And the Young Buck who Dolls Up like a Million Dollars and has Little More than the Return Fare in his Jeans, he's Trying the Art, too.

But Worst of Them All is the Old Deacon who Sits in the First Pew on Sunday and Pipes Up Strong in the Hymns and on the Amen Stuff, and then spends the Rest of the Week in the Gentle Game of Nicking the Poor Widow for Twelve Per Cent, on the Loan.

There are Enough Experts on Camouflage of This Sort in the USA to equip a whole Army Corps on the Western Front.

But they don't Get Away with it for Very Long. The World gets their Numbers, and the Big Guns of Honesty and Common Sense soon Shoot them to Pieces.

Leave Camouflage to the Military Men, where it Belongs and Does Some Good!

If you're only an Old Log, don’t Pretend you're a Rapid-Fire Field Gun!

Develop yourself, and Maybe you'll Get to Be One. Don't put yourself Higher up the Tree than you Belong, for there's Bound to Be a Fall—and usually with an Awful Bump.

Saturday, August 1, 2015

Boston Common Camouflage | Artist Philip Little

Photo of Boston Common camouflage (1918)
In earlier postings, we've told the story of how members of the American Women's Service Corps painted a dazzle camouflage scheme on a navy recruiting station that had been built to look like a ship.

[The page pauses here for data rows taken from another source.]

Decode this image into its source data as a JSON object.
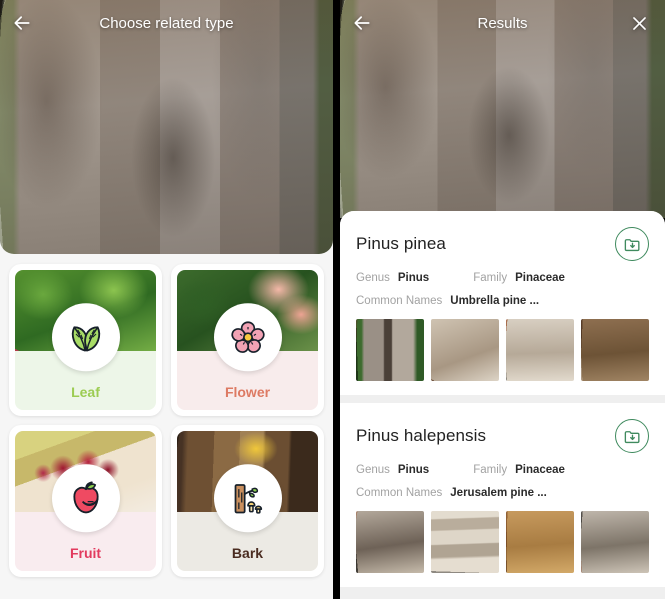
{
  "left_panel": {
    "header": {
      "title": "Choose related type",
      "back_icon": "back-arrow-icon"
    },
    "hero_photo_alt": "tree-bark-photo",
    "cards": [
      {
        "label": "Leaf",
        "icon": "leaf-icon",
        "label_color": "#9ccc52",
        "tint": "#edf6e8",
        "photo": "green-leaves-photo"
      },
      {
        "label": "Flower",
        "icon": "flower-icon",
        "label_color": "#dd7a63",
        "tint": "#f8ecec",
        "photo": "pink-roses-photo"
      },
      {
        "label": "Fruit",
        "icon": "apple-icon",
        "label_color": "#e23a5e",
        "tint": "#f9ecef",
        "photo": "cherries-photo"
      },
      {
        "label": "Bark",
        "icon": "bark-mushroom-icon",
        "label_color": "#4a2c20",
        "tint": "#eceae4",
        "photo": "tree-trunk-photo"
      }
    ]
  },
  "right_panel": {
    "header": {
      "title": "Results",
      "back_icon": "back-arrow-icon",
      "close_icon": "close-x-icon"
    },
    "hero_photo_alt": "tree-bark-photo",
    "labels": {
      "genus": "Genus",
      "family": "Family",
      "common_names": "Common Names"
    },
    "save_icon": "folder-download-icon",
    "save_icon_color": "#3f8a5e",
    "results": [
      {
        "name": "Pinus pinea",
        "genus": "Pinus",
        "family": "Pinaceae",
        "common_names": "Umbrella pine ...",
        "thumbnails": [
          "bark-thumb-1",
          "bark-thumb-2",
          "bark-thumb-3",
          "bark-thumb-4"
        ]
      },
      {
        "name": "Pinus halepensis",
        "genus": "Pinus",
        "family": "Pinaceae",
        "common_names": "Jerusalem pine ...",
        "thumbnails": [
          "bark-thumb-5",
          "bark-thumb-6",
          "bark-thumb-7",
          "bark-thumb-8"
        ]
      }
    ]
  }
}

The recruiting station, known as the USS Recruit, was constructed in Union Square in NYC, then dazzle-painted in July 1918. The purpose of the gaudy-colored pattern was the opposite of concealment: it attracted the attention of passersby, set off a storm of publicity, and thereby increased recruitment.

A few months later, a comparable strategy was used in Boston, not for navy recruitment, but for fundraising through the Liberty Loan Program. As before, it involved the application of a dazzle pattern to a building, using a design devised by Boston artist and ship camoufleur Philip Little. The effort was described and pictured (as shown above) in the Woman's Section of the Boston Sunday Post (October 13, 1918), p. 1, in an unsigned article titled THIS IS THE HOUSE THAT LITTLE DAUBED TO CATCH YOUR EYE AND SPARE CHANGE: Remarkable Example of the New Art of Reversed Camouflage, Now Aplash with Vivid Colors, on Boston Common as Aid to Liberty Loan Drive. Here is the entire text—

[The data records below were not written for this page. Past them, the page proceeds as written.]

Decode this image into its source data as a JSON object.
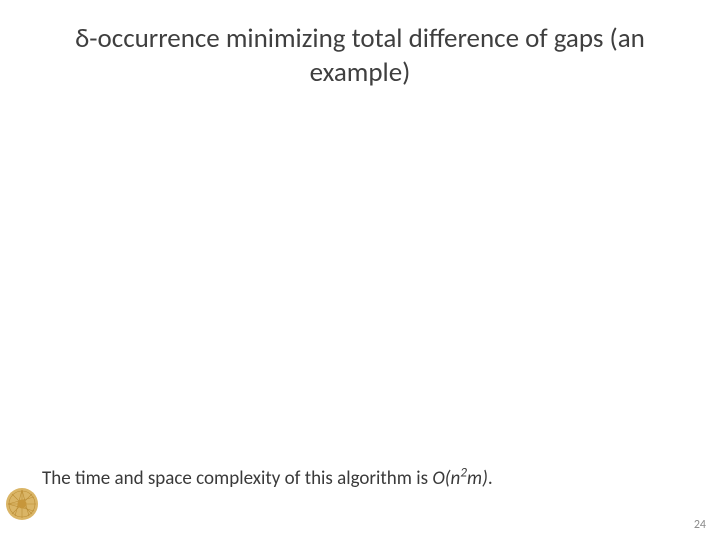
{
  "title": "δ-occurrence minimizing total difference of gaps (an example)",
  "body": {
    "prefix": "The time and space complexity of this algorithm is ",
    "bigO_open": "O(n",
    "bigO_exp": "2",
    "bigO_close": "m)",
    "suffix": "."
  },
  "page_number": "24"
}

While common camouflage is more or less of a "now you see it and now you don't" proposition, reverse camouflage is coming into its own, and this time it's "now you see it first, last and all of the time," and hence the glaring structure of heterogeneous color known as Liberty Hall which has come into being on the Tremont street mall of the Common which is exciting the wonderment of thousands who daily pass that way. 

Philip Little, the artist, is the originator of reverse camouflage. Some time ago he was asked by the Liberty Loan committee to suggest a design for a new Library Loan building for the Common with an idea for the same to be camouflaged.

Mr. Little came forward with a new and startling scheme. He figured that since the committee wanted a building to attract all of the attention possible, camouflage, which primarily seeks to hide objects, was not what was really wanted, so he conceived the thought of reverse camouflage, and of having the building painted so that it would be the most striking thing in sight.

How well he succeeded can be by the Sunday Post's color photograph [not shown in color here] which has been reproduced according to the color that have been painted, or by a trip to the building itself.

It was planned to use the allied flags liberally for decoration of the building, but Mr. Little has utilized the color for the colors of his reverse camouflage only. They have been put on in the colors of red, blue, green, orange and black in great curving lines.

Throughout the scheme of decoration can be seen the colors of the five great allies in ever-varying combinations. No two designs are alike, yet it would puzzle one in many instances to describe their difference.

The entire Liberty Hall structure has been deluged with reverse camouflage in the wildest possible style. Inside and outside, Liberty Hall is a thing to look twice at. But with even one glance you can't forget it or evade its tenacious grasp upon your optical nerves.

Liberty Hall may not be a thing of beauty, but it is most certainly a joy to the eye and heart of those who care for bright color and bizarre effects.